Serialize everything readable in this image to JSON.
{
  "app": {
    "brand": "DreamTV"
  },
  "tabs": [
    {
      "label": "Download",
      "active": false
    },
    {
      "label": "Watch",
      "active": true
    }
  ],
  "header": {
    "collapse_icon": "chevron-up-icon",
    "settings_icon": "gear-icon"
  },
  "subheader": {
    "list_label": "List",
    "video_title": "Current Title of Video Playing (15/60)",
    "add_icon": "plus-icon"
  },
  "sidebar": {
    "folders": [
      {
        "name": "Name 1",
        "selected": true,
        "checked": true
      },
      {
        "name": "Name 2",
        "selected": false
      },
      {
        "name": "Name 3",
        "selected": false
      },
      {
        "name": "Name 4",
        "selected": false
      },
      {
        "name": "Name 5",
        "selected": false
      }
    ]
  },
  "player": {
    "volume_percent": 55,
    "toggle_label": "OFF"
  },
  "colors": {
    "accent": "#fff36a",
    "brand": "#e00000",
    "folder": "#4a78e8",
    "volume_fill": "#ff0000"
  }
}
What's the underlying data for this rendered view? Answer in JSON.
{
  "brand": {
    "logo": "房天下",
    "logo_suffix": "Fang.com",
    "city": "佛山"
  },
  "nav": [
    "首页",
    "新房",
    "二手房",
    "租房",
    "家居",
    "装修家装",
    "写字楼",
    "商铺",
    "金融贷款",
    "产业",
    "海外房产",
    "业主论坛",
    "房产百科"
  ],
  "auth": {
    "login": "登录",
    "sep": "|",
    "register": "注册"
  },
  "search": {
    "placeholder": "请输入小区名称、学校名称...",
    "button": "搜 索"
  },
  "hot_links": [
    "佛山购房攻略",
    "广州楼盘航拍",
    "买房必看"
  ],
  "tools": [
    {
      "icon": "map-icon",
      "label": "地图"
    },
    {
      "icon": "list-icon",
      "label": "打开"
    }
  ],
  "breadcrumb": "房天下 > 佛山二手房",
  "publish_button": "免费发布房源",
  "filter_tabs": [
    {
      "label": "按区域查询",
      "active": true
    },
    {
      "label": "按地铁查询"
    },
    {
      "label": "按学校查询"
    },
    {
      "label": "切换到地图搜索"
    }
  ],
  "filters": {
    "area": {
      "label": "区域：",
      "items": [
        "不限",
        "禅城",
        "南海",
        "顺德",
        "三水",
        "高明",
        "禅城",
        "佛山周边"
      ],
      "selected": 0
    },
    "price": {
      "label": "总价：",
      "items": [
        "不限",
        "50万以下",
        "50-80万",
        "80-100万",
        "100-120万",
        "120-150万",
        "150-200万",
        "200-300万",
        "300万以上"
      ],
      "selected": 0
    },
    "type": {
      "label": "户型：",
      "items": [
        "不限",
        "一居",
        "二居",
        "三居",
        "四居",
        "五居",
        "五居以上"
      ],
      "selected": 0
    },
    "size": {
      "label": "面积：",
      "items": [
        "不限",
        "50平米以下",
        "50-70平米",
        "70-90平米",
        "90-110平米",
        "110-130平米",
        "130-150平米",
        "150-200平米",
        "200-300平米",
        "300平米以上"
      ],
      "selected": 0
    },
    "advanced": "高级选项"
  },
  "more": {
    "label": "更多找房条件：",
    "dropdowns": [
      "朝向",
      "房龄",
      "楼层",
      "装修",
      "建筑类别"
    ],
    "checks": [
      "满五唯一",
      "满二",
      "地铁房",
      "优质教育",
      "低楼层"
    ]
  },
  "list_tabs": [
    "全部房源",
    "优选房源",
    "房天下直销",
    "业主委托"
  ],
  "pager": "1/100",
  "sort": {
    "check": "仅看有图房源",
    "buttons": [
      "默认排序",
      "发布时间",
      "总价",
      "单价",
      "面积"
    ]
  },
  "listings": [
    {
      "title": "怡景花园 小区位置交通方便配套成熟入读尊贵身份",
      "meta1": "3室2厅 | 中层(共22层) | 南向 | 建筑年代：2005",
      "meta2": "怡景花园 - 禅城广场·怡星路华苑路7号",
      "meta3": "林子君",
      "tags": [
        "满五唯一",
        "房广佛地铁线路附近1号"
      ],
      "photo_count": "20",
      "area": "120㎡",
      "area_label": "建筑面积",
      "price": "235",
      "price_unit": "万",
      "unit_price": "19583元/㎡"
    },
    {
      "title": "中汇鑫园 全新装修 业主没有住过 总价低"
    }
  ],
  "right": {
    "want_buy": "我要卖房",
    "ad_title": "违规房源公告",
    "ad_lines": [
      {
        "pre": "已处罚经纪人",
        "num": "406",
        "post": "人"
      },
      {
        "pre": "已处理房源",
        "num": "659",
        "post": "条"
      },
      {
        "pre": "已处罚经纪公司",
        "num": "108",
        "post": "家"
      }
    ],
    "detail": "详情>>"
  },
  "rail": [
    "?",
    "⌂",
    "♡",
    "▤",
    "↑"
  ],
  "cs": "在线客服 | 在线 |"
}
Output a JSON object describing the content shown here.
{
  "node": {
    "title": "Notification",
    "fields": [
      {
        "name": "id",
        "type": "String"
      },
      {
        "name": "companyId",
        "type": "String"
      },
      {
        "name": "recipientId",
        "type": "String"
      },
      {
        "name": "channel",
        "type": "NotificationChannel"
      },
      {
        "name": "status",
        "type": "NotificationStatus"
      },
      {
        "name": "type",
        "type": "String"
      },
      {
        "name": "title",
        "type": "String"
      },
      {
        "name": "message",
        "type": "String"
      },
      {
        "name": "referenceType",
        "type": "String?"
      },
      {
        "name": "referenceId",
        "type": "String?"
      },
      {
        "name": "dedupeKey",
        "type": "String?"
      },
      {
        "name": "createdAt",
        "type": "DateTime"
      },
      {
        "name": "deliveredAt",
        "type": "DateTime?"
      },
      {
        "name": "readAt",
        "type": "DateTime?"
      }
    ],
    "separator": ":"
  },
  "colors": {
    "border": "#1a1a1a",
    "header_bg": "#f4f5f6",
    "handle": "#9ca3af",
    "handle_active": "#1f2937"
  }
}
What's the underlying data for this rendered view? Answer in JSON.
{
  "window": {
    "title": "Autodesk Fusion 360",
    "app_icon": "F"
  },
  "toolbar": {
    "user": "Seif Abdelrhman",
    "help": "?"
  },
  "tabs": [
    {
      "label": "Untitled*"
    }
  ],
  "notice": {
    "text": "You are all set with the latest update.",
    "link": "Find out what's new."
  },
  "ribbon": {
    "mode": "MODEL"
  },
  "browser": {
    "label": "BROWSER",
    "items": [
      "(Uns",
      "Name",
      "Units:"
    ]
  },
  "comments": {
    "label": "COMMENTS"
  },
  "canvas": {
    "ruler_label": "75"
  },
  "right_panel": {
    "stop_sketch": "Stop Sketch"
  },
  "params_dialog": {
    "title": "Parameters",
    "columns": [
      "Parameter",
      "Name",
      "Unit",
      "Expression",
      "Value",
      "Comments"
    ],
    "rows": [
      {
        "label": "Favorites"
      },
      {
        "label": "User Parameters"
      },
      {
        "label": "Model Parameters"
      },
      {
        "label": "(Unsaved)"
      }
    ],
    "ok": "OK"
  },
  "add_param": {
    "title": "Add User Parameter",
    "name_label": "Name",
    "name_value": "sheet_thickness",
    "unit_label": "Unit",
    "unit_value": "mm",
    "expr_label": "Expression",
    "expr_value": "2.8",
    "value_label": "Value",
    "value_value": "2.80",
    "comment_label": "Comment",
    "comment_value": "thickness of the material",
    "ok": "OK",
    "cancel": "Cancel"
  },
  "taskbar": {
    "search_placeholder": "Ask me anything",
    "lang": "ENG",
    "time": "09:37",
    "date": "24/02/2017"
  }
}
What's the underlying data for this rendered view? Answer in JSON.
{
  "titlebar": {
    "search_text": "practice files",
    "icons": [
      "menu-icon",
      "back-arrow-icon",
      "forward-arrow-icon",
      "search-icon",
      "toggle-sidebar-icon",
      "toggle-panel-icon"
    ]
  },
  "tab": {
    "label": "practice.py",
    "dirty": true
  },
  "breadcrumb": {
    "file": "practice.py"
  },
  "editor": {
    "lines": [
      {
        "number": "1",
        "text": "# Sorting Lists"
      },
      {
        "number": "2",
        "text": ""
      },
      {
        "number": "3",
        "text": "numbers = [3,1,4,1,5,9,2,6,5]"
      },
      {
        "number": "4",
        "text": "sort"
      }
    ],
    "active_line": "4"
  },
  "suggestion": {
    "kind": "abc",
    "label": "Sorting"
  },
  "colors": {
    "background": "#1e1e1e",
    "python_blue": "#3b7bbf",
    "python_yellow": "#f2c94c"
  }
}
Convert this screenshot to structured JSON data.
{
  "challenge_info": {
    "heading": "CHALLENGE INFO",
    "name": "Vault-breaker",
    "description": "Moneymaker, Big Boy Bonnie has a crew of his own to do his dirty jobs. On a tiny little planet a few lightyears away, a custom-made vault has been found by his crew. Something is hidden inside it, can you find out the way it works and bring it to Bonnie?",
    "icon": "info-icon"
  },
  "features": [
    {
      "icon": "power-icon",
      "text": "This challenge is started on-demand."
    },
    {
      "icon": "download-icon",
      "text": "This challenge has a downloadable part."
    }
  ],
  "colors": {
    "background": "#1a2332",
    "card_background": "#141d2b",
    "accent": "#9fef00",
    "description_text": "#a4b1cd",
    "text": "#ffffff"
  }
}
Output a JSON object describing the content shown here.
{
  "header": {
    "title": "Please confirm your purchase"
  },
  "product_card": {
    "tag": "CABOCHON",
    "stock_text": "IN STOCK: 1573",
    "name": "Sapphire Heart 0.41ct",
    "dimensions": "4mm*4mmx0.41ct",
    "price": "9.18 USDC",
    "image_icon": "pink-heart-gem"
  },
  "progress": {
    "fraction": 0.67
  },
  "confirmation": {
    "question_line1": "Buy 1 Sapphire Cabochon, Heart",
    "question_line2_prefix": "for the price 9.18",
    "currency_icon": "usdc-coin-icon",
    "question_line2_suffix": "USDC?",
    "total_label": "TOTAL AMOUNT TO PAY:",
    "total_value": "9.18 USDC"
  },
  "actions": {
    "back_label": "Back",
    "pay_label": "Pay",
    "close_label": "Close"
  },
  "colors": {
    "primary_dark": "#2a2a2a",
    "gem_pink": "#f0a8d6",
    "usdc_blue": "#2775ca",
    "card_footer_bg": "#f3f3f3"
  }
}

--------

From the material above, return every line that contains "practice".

## ANSWER TO THE EXERCISE
    "search_text": "practice files",
    "label": "practice.py",
    "file": "practice.py"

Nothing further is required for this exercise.